According to the briefing Saving Forests at Risk, by conservation organization WWF, deforestation in 11 world regions will account for 80 percent of forest loss by 2030. In the two decades until then, if current trends continue, up to 170 million hectares of forest could be lost, the report estimates.
Regions cited are the Amazon, the Atlantic Forest and Gran Chaco, Borneo, the Cerrado, Choco-Darien, the Congo Basin, East Africa, Eastern Australia, Greater Mekong, New Guinea and Sumatra.
Such deforestation could have drastic consequences for biodiversity - including endangered wildlife - as well as for indigenous communities who make their homes in the forests, and other human populations that depend on them.
And since forests also store carbon, deforestation and the consequent release of carbon dioxide in the atmosphere also has major implications for climate change.
Agriculture, logging root causes
Forests are being lost for various reasons across the different zones, said Will Ashley-Cantello, chief forests adviser for WWF in the United Kingdom. "But the cause that is consistent across all the fronts - and the most significant problem - is the expansion of commercial agriculture," Ashley-Cantello told DW.
Elaboration of monoculture oil palm plantations is affecting vast tracts of tropical forest in Asia, Latin America and West Africa. On the Indonesian island of Sumatra, more than half of forests have been felled for palm oil cultivation.
In the Amazon region, forests are cleared to grow soy, or to create pasture for cattle grazing.
Logging - both illegal and government-sanctioned - is also a main reason for forest loss, Ashley-Cantello said.

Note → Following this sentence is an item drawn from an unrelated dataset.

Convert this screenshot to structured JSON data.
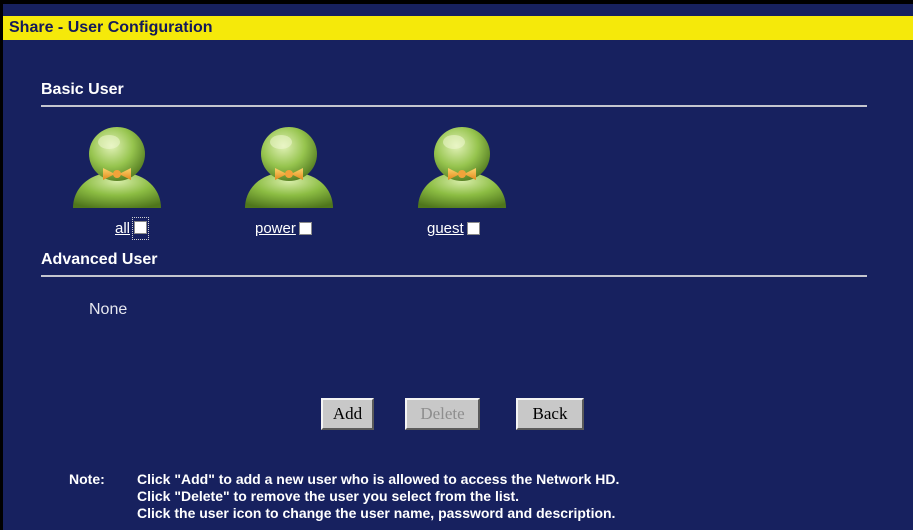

But deforestation is not confined to developing countries, he pointed out.
"Eastern Australia is projected to have between 3 and 6 million hectares of forest lost if the policy proposals that are currently in the pipeline go through the parliament there."

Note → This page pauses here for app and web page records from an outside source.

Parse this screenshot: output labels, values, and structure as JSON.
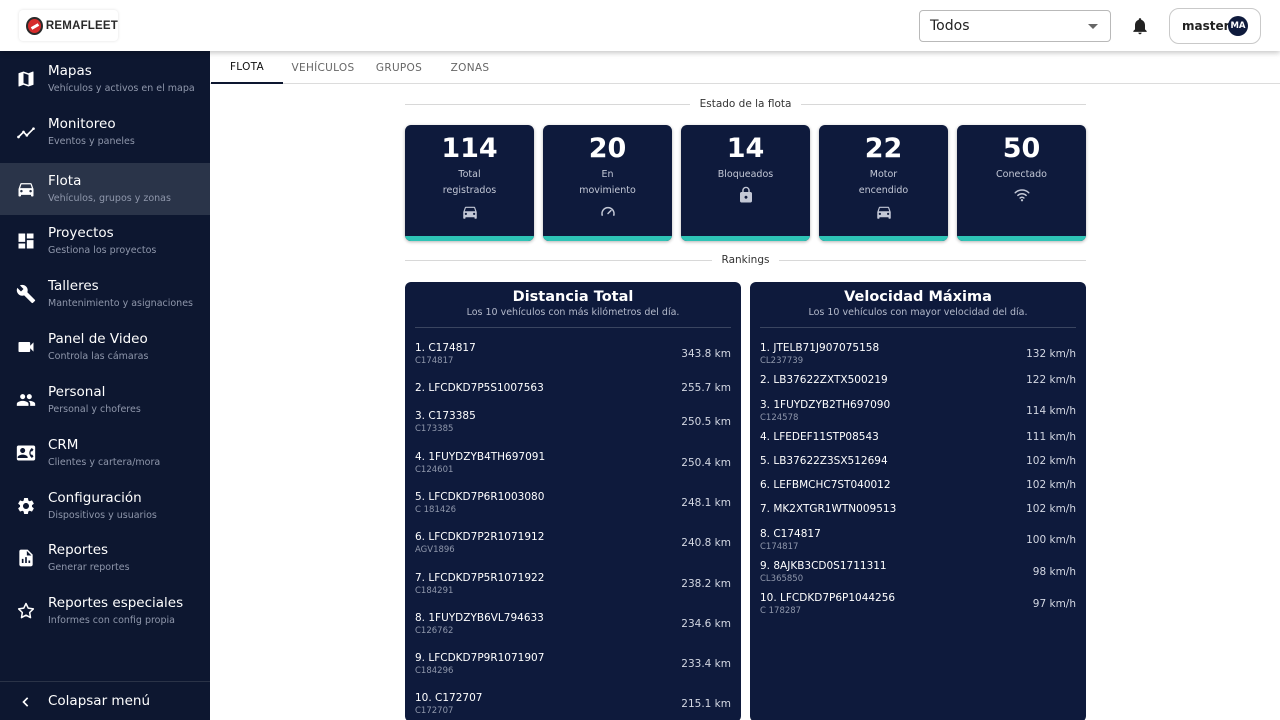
{
  "header": {
    "logo_text": "REMAFLEET",
    "select_value": "Todos",
    "user_name": "master",
    "user_initials": "MA"
  },
  "sidebar": {
    "items": [
      {
        "title": "Mapas",
        "subtitle": "Vehículos y activos en el mapa",
        "icon": "map-icon"
      },
      {
        "title": "Monitoreo",
        "subtitle": "Eventos y paneles",
        "icon": "chart-line-icon"
      },
      {
        "title": "Flota",
        "subtitle": "Vehículos, grupos y zonas",
        "icon": "car-icon"
      },
      {
        "title": "Proyectos",
        "subtitle": "Gestiona los proyectos",
        "icon": "dashboard-icon"
      },
      {
        "title": "Talleres",
        "subtitle": "Mantenimiento y asignaciones",
        "icon": "wrench-icon"
      },
      {
        "title": "Panel de Video",
        "subtitle": "Controla las cámaras",
        "icon": "video-camera-icon"
      },
      {
        "title": "Personal",
        "subtitle": "Personal y choferes",
        "icon": "people-icon"
      },
      {
        "title": "CRM",
        "subtitle": "Clientes y cartera/mora",
        "icon": "contact-card-icon"
      },
      {
        "title": "Configuración",
        "subtitle": "Dispositivos y usuarios",
        "icon": "gear-icon"
      },
      {
        "title": "Reportes",
        "subtitle": "Generar reportes",
        "icon": "report-icon"
      },
      {
        "title": "Reportes especiales",
        "subtitle": "Informes con config propia",
        "icon": "star-icon"
      }
    ],
    "active_index": 2,
    "collapse_label": "Colapsar menú"
  },
  "tabs": [
    "FLOTA",
    "VEHÍCULOS",
    "GRUPOS",
    "ZONAS"
  ],
  "fleet_status": {
    "section_title": "Estado de la flota",
    "cards": [
      {
        "value": "114",
        "label_1": "Total",
        "label_2": "registrados",
        "icon": "car-icon"
      },
      {
        "value": "20",
        "label_1": "En",
        "label_2": "movimiento",
        "icon": "speedometer-icon"
      },
      {
        "value": "14",
        "label_1": "Bloqueados",
        "label_2": "",
        "icon": "lock-icon"
      },
      {
        "value": "22",
        "label_1": "Motor",
        "label_2": "encendido",
        "icon": "car-icon"
      },
      {
        "value": "50",
        "label_1": "Conectado",
        "label_2": "",
        "icon": "wifi-icon"
      }
    ]
  },
  "rankings": {
    "section_title": "Rankings",
    "distance": {
      "title": "Distancia Total",
      "subtitle": "Los 10 vehículos con más kilómetros del día.",
      "rows": [
        {
          "name": "1. C174817",
          "sub": "C174817",
          "value": "343.8 km"
        },
        {
          "name": "2. LFCDKD7P5S1007563",
          "sub": "",
          "value": "255.7 km"
        },
        {
          "name": "3. C173385",
          "sub": "C173385",
          "value": "250.5 km"
        },
        {
          "name": "4. 1FUYDZYB4TH697091",
          "sub": "C124601",
          "value": "250.4 km"
        },
        {
          "name": "5. LFCDKD7P6R1003080",
          "sub": "C 181426",
          "value": "248.1 km"
        },
        {
          "name": "6. LFCDKD7P2R1071912",
          "sub": "AGV1896",
          "value": "240.8 km"
        },
        {
          "name": "7. LFCDKD7P5R1071922",
          "sub": "C184291",
          "value": "238.2 km"
        },
        {
          "name": "8. 1FUYDZYB6VL794633",
          "sub": "C126762",
          "value": "234.6 km"
        },
        {
          "name": "9. LFCDKD7P9R1071907",
          "sub": "C184296",
          "value": "233.4 km"
        },
        {
          "name": "10. C172707",
          "sub": "C172707",
          "value": "215.1 km"
        }
      ]
    },
    "speed": {
      "title": "Velocidad Máxima",
      "subtitle": "Los 10 vehículos con mayor velocidad del día.",
      "rows": [
        {
          "name": "1. JTELB71J907075158",
          "sub": "CL237739",
          "value": "132 km/h"
        },
        {
          "name": "2. LB37622ZXTX500219",
          "sub": "",
          "value": "122 km/h"
        },
        {
          "name": "3. 1FUYDZYB2TH697090",
          "sub": "C124578",
          "value": "114 km/h"
        },
        {
          "name": "4. LFEDEF11STP08543",
          "sub": "",
          "value": "111 km/h"
        },
        {
          "name": "5. LB37622Z3SX512694",
          "sub": "",
          "value": "102 km/h"
        },
        {
          "name": "6. LEFBMCHC7ST040012",
          "sub": "",
          "value": "102 km/h"
        },
        {
          "name": "7. MK2XTGR1WTN009513",
          "sub": "",
          "value": "102 km/h"
        },
        {
          "name": "8. C174817",
          "sub": "C174817",
          "value": "100 km/h"
        },
        {
          "name": "9. 8AJKB3CD0S1711311",
          "sub": "CL365850",
          "value": "98 km/h"
        },
        {
          "name": "10. LFCDKD7P6P1044256",
          "sub": "C 178287",
          "value": "97 km/h"
        }
      ]
    }
  },
  "colors": {
    "sidebar_bg": "#0d1730",
    "sidebar_active": "#2a3449",
    "card_bg": "#0e1a3c",
    "accent": "#2ec4b6"
  }
}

Wildfires in New South Wales burned more than 100,000 hectares of eastern Australia's forests in 2013
Amazon projection in question
The WWF report cited an "alarming rate" of deforestation across the Amazon region, and estimates that 23 million hectares of forest will be lost by 2030.
Yet this seems to contradict other research, which indicated a slowing of deforestation rates in the Amazon region across Brazil.
Agricultural scientist Jan Börner, who was lead author on the article, thinks the WWF figures represent a high estimate. The study looked at how in 2004, Amazon deforestation peaked at 2.7 million hectares per year, while 2009/2010 saw forest losses in the range of 500,000 hectares per year.
The WWF report perhaps "has not considered the development of environmental politics," Börner said.
Land conflicts in the Amazon over past decades contributed to rising environmental awareness, which spurred the Brazilian government to develop measures to combat illegal forest clearing, Börner explained.
Such measures include clarifying land titles, and installing a satellite monitoring system to predict where forests would be targeted, and deploy preventative law enforcement to these locations.
However, like WWF, Börner thinks that "demand for beef and soy will increase in the future," and this "could make the Brazilian government's measurements inadequate."
Consequences for wildlife, communities
Indeed, Börner and Ashley-Cantello agree that weak governance and lack of political will to address deforestation continues to be a problem.
Loss of forest habitat - along with associated poaching, as new forest areas become accessible - will likely push already threatened species closer to the brink of extinction.
Great apes are especially in the crosshairs, Ashley-Cantello said. He described deforestation as particularly threatening the orangutan in Indonesia and Malaysia; and bonobos, chimpanzees and gorillas in the Congo Basin.
And since many communities - particularly indigenous communities - depend directly or indirectly on rainforests, deforestation also affects a significant number of people.
"While some of those developments might benefit a few, the likelihood is that the many will not receive the benefit from the kinds of developments that are currently going on in forest areas," Ashley-Cantello said.
Climate change also at issue
Christoph Thies, a global forest policy expert with Greenpeace International, also pointed out the implications of deforestation for climate change: "Particularly in those hotspot regions of deforestation, greenhouse gas emissions will be massive - unless there is political intervention."
Thies said that when comparing gross emissions of greenhouse gases from the energy sector with forest sources, deforestation could add up to 20 percent of total global greenhouse gas emissions.
"The only truly sustainable way of carbon capture and storage is restoration of ecosystems, particularly forests," he added.
In addition to forests storing carbon dioxide, they also play an important role in regulating climatic systems.
Börner pointed out how for example problems with extreme weather in southern Brazil "could relate to services the forest provides, like directing humidity from the Atlantic into the south."
Like Ashley-Cantello and Börner, Thies agreed that a multitude of measures are necessary to combat deforestation - including a new climate deal among governments, like that planned for negotiation in Paris this fall. Such a new greenhouse gas emissions treaty "would provide incentive to keep forests standing."
Companies, too, play a "very important role - through purchasing and investment," he added. Thies lauded recent developments where many companies are indicating that they want to move away from products linked with forest destruction.
To some degree, changing consumer preferences are driving this, as people become more concerned about the consequences of unsustainable forest use.
"In the EU, we need to be aware of how our consumption is driving illegal logging," Ashley-Cantello concluded.
Charlotta Lomas and Hannah Fuchs also conducted interviews for this story.